TASK PROMPT →
Could you set down every entry exactly as it appears?

INFORMATION →
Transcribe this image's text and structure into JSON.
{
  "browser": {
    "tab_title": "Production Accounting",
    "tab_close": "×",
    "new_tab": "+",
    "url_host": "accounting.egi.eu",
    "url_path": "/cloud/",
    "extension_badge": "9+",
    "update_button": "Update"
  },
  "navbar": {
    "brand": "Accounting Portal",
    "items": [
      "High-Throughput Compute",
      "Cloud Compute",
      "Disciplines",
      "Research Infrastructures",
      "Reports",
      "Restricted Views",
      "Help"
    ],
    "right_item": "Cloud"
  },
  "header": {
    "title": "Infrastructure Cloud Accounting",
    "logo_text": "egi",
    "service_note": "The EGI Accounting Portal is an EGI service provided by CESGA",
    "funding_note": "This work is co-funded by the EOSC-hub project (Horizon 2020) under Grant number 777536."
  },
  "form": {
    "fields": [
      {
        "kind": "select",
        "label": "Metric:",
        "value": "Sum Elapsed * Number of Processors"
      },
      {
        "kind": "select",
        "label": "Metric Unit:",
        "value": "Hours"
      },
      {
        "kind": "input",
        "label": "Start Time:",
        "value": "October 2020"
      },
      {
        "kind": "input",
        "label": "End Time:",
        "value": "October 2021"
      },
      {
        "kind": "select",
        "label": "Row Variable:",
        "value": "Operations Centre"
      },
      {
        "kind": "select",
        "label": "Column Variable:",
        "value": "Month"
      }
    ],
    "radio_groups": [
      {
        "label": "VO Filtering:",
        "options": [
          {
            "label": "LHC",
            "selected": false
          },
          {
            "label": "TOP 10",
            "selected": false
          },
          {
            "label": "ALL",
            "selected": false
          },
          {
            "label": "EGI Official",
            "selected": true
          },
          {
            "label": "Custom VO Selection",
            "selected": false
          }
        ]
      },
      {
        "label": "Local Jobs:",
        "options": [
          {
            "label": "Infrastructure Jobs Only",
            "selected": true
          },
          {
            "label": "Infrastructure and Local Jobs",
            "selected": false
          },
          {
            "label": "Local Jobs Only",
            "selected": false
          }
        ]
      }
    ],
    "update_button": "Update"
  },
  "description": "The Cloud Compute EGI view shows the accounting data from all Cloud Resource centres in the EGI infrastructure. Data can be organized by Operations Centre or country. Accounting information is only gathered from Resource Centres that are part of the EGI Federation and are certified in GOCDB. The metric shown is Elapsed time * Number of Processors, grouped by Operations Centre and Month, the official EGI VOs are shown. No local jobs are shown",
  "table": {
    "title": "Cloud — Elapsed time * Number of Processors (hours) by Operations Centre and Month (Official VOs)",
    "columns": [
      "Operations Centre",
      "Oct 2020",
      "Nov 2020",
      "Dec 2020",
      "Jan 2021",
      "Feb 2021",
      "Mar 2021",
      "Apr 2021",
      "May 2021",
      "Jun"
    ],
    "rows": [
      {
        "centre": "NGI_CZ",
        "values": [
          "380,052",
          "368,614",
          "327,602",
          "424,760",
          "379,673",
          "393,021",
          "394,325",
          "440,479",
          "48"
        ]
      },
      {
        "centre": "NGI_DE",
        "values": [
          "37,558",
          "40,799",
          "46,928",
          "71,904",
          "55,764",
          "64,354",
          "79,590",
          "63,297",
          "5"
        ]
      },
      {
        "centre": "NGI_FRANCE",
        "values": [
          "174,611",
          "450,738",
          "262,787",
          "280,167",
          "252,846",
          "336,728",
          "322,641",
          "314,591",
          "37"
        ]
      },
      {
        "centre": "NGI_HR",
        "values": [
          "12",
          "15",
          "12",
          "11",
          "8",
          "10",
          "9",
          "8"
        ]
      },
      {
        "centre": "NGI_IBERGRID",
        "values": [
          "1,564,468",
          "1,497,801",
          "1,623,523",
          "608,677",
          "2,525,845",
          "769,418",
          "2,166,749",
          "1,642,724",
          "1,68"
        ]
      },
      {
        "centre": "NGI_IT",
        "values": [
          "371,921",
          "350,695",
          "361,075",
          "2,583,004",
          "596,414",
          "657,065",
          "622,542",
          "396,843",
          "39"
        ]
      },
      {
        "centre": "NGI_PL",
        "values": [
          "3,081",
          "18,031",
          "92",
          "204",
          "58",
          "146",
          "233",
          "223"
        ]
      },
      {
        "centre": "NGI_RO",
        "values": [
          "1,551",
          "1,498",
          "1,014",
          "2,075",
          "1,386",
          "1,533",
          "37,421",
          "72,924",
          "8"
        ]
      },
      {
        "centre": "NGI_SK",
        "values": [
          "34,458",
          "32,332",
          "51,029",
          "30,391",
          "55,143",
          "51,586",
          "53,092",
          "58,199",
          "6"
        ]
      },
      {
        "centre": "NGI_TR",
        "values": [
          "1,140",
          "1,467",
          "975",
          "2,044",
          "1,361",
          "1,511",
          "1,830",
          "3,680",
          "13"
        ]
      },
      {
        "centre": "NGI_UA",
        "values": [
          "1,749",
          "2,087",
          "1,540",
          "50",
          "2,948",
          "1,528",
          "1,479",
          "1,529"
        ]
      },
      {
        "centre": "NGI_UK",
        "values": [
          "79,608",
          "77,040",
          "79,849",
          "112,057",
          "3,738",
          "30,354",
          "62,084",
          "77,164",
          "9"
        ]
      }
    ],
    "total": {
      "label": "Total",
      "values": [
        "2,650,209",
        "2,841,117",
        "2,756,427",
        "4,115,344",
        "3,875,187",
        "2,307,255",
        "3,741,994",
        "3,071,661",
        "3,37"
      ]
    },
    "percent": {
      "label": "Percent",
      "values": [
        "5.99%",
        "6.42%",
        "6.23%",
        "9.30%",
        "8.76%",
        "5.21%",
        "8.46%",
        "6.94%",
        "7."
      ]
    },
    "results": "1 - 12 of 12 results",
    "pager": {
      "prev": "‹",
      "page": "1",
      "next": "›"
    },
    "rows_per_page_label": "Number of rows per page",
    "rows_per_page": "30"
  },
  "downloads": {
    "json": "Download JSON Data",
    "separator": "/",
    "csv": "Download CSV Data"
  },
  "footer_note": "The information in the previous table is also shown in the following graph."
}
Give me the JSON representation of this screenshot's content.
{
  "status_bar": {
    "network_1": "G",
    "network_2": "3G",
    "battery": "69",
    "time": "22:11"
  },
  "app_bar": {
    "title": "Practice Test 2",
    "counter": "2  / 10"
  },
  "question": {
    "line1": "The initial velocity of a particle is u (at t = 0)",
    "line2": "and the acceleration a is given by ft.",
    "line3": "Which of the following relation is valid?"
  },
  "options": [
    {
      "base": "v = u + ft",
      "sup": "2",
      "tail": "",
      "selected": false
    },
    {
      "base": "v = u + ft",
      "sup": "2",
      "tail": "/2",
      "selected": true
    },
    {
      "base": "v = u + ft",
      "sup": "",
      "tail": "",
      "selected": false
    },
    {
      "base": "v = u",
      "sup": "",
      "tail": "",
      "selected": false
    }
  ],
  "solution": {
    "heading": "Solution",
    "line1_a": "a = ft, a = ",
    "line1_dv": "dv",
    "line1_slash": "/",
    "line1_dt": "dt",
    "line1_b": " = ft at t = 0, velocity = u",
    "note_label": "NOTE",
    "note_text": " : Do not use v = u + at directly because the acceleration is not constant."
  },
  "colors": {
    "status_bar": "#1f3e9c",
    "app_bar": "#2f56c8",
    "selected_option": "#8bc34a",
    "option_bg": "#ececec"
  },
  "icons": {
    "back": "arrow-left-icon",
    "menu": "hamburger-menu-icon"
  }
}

PROBLEM SOLUTION →
Transcribe this image's text and structure into JSON.
{
  "browser": {
    "tab_title": "Production Accounting",
    "tab_close": "×",
    "new_tab": "+",
    "url_host": "accounting.egi.eu",
    "url_path": "/cloud/",
    "extension_badge": "9+",
    "update_button": "Update"
  },
  "navbar": {
    "brand": "Accounting Portal",
    "items": [
      "High-Throughput Compute",
      "Cloud Compute",
      "Disciplines",
      "Research Infrastructures",
      "Reports",
      "Restricted Views",
      "Help"
    ],
    "right_item": "Cloud"
  },
  "header": {
    "title": "Infrastructure Cloud Accounting",
    "logo_text": "egi",
    "service_note": "The EGI Accounting Portal is an EGI service provided by CESGA",
    "funding_note": "This work is co-funded by the EOSC-hub project (Horizon 2020) under Grant number 777536."
  },
  "form": {
    "fields": [
      {
        "kind": "select",
        "label": "Metric:",
        "value": "Sum Elapsed * Number of Processors"
      },
      {
        "kind": "select",
        "label": "Metric Unit:",
        "value": "Hours"
      },
      {
        "kind": "input",
        "label": "Start Time:",
        "value": "October 2020"
      },
      {
        "kind": "input",
        "label": "End Time:",
        "value": "October 2021"
      },
      {
        "kind": "select",
        "label": "Row Variable:",
        "value": "Operations Centre"
      },
      {
        "kind": "select",
        "label": "Column Variable:",
        "value": "Month"
      }
    ],
    "radio_groups": [
      {
        "label": "VO Filtering:",
        "options": [
          {
            "label": "LHC",
            "selected": false
          },
          {
            "label": "TOP 10",
            "selected": false
          },
          {
            "label": "ALL",
            "selected": false
          },
          {
            "label": "EGI Official",
            "selected": true
          },
          {
            "label": "Custom VO Selection",
            "selected": false
          }
        ]
      },
      {
        "label": "Local Jobs:",
        "options": [
          {
            "label": "Infrastructure Jobs Only",
            "selected": true
          },
          {
            "label": "Infrastructure and Local Jobs",
            "selected": false
          },
          {
            "label": "Local Jobs Only",
            "selected": false
          }
        ]
      }
    ],
    "update_button": "Update"
  },
  "description": "The Cloud Compute EGI view shows the accounting data from all Cloud Resource centres in the EGI infrastructure. Data can be organized by Operations Centre or country. Accounting information is only gathered from Resource Centres that are part of the EGI Federation and are certified in GOCDB. The metric shown is Elapsed time * Number of Processors, grouped by Operations Centre and Month, the official EGI VOs are shown. No local jobs are shown",
  "table": {
    "title": "Cloud — Elapsed time * Number of Processors (hours) by Operations Centre and Month (Official VOs)",
    "columns": [
      "Operations Centre",
      "Oct 2020",
      "Nov 2020",
      "Dec 2020",
      "Jan 2021",
      "Feb 2021",
      "Mar 2021",
      "Apr 2021",
      "May 2021",
      "Jun"
    ],
    "rows": [
      {
        "centre": "NGI_CZ",
        "values": [
          "380,052",
          "368,614",
          "327,602",
          "424,760",
          "379,673",
          "393,021",
          "394,325",
          "440,479",
          "48"
        ]
      },
      {
        "centre": "NGI_DE",
        "values": [
          "37,558",
          "40,799",
          "46,928",
          "71,904",
          "55,764",
          "64,354",
          "79,590",
          "63,297",
          "5"
        ]
      },
      {
        "centre": "NGI_FRANCE",
        "values": [
          "174,611",
          "450,738",
          "262,787",
          "280,167",
          "252,846",
          "336,728",
          "322,641",
          "314,591",
          "37"
        ]
      },
      {
        "centre": "NGI_HR",
        "values": [
          "12",
          "15",
          "12",
          "11",
          "8",
          "10",
          "9",
          "8"
        ]
      },
      {
        "centre": "NGI_IBERGRID",
        "values": [
          "1,564,468",
          "1,497,801",
          "1,623,523",
          "608,677",
          "2,525,845",
          "769,418",
          "2,166,749",
          "1,642,724",
          "1,68"
        ]
      },
      {
        "centre": "NGI_IT",
        "values": [
          "371,921",
          "350,695",
          "361,075",
          "2,583,004",
          "596,414",
          "657,065",
          "622,542",
          "396,843",
          "39"
        ]
      },
      {
        "centre": "NGI_PL",
        "values": [
          "3,081",
          "18,031",
          "92",
          "204",
          "58",
          "146",
          "233",
          "223"
        ]
      },
      {
        "centre": "NGI_RO",
        "values": [
          "1,551",
          "1,498",
          "1,014",
          "2,075",
          "1,386",
          "1,533",
          "37,421",
          "72,924",
          "8"
        ]
      },
      {
        "centre": "NGI_SK",
        "values": [
          "34,458",
          "32,332",
          "51,029",
          "30,391",
          "55,143",
          "51,586",
          "53,092",
          "58,199",
          "6"
        ]
      },
      {
        "centre": "NGI_TR",
        "values": [
          "1,140",
          "1,467",
          "975",
          "2,044",
          "1,361",
          "1,511",
          "1,830",
          "3,680",
          "13"
        ]
      },
      {
        "centre": "NGI_UA",
        "values": [
          "1,749",
          "2,087",
          "1,540",
          "50",
          "2,948",
          "1,528",
          "1,479",
          "1,529"
        ]
      },
      {
        "centre": "NGI_UK",
        "values": [
          "79,608",
          "77,040",
          "79,849",
          "112,057",
          "3,738",
          "30,354",
          "62,084",
          "77,164",
          "9"
        ]
      }
    ],
    "total": {
      "label": "Total",
      "values": [
        "2,650,209",
        "2,841,117",
        "2,756,427",
        "4,115,344",
        "3,875,187",
        "2,307,255",
        "3,741,994",
        "3,071,661",
        "3,37"
      ]
    },
    "percent": {
      "label": "Percent",
      "values": [
        "5.99%",
        "6.42%",
        "6.23%",
        "9.30%",
        "8.76%",
        "5.21%",
        "8.46%",
        "6.94%",
        "7."
      ]
    },
    "results": "1 - 12 of 12 results",
    "pager": {
      "prev": "‹",
      "page": "1",
      "next": "›"
    },
    "rows_per_page_label": "Number of rows per page",
    "rows_per_page": "30"
  },
  "downloads": {
    "json": "Download JSON Data",
    "separator": "/",
    "csv": "Download CSV Data"
  },
  "footer_note": "The information in the previous table is also shown in the following graph."
}
Give me the JSON representation of this screenshot's content.
{
  "status_bar": {
    "network_1": "G",
    "network_2": "3G",
    "battery": "69",
    "time": "22:11"
  },
  "app_bar": {
    "title": "Practice Test 2",
    "counter": "2  / 10"
  },
  "question": {
    "line1": "The initial velocity of a particle is u (at t = 0)",
    "line2": "and the acceleration a is given by ft.",
    "line3": "Which of the following relation is valid?"
  },
  "options": [
    {
      "base": "v = u + ft",
      "sup": "2",
      "tail": "",
      "selected": false
    },
    {
      "base": "v = u + ft",
      "sup": "2",
      "tail": "/2",
      "selected": true
    },
    {
      "base": "v = u + ft",
      "sup": "",
      "tail": "",
      "selected": false
    },
    {
      "base": "v = u",
      "sup": "",
      "tail": "",
      "selected": false
    }
  ],
  "solution": {
    "heading": "Solution",
    "line1_a": "a = ft, a = ",
    "line1_dv": "dv",
    "line1_slash": "/",
    "line1_dt": "dt",
    "line1_b": " = ft at t = 0, velocity = u",
    "note_label": "NOTE",
    "note_text": " : Do not use v = u + at directly because the acceleration is not constant."
  },
  "colors": {
    "status_bar": "#1f3e9c",
    "app_bar": "#2f56c8",
    "selected_option": "#8bc34a",
    "option_bg": "#ececec"
  },
  "icons": {
    "back": "arrow-left-icon",
    "menu": "hamburger-menu-icon"
  }
}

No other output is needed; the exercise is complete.